The reason he’s at these Winter Games in the first place is in large part because of his fiancée, fellow skater and three-time Olympic silver medallist Marianne St-Gelais, and his coach, Derrick Campbell, who convinced Hamelin to keep skating after Sochi.
“I was faster, stronger, fitter and better technically, and I was improving in my race skills,” Hamelin explains. “I was talking with my coach and with Marianne and just thought, ‘I’m still improving, why stop now? I’m sure I can do four more years.’ And here I am.”
Here he is, and with a far different role than we’ve seen him occupy at past Olympics. He was the favourite four years ago. Now he’s the wily veteran on a team stacked with medal hopefuls, competing in what will likely be his final Games. Hamelin won his last world championship in 2016, at 1,000-m., and in 2017 won bronze at that same distance.

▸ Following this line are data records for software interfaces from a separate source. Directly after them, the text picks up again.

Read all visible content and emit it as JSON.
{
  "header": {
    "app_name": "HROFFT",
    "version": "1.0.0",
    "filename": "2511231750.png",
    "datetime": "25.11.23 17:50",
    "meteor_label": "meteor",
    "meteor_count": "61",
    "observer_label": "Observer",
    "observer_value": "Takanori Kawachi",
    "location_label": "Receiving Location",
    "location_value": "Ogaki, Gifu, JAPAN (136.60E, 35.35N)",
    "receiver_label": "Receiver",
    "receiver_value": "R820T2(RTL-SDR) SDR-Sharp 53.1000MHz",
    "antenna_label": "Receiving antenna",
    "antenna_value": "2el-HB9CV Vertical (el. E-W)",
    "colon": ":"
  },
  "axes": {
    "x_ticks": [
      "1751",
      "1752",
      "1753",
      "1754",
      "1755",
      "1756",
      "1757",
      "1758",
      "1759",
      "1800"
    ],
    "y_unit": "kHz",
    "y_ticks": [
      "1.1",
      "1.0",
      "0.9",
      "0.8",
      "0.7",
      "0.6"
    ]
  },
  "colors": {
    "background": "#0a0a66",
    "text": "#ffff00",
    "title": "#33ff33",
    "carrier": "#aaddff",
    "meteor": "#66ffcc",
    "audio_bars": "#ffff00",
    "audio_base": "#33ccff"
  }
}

“I’m the veteran of the team by far,” he says, with a laugh. “I want to have good results, but I also want to make sure that the Canadian team — all the young guys with me — have good results also.”
Among the group of 15 or so skaters in Montreal who train together, “there’s some guys who are 19, 20,” he says. “I just want to give them the good path to have success.”
Hamelin believes he’s improved in his leadership role as he’s aged, but if you ask Charle Cournoyer, who won 500-m. bronze in his Olympic debut four years ago, Hamelin needn’t say a thing to be a leader for this team.
“I’ve learned everything from him,” the 26-year-old Cournoyer explains. “When I first came on the national team three years before the last Olympic Games, he was the big guy — he still is the big guy. I learned from just looking at him. That’s how I qualified for my first Games, by learning and looking at him and adjusting my game, my instinct.”
The man who captured this nation’s attention with a double gold performance in Vancouver eight years ago is back for one last crack. And he acknowledges those two slips in Sochi might have been a good thing, after all.
“It was Marianne who told me, ‘Maybe it’s just destiny, it was not the end for you,’” Hamelin says. “She was right.”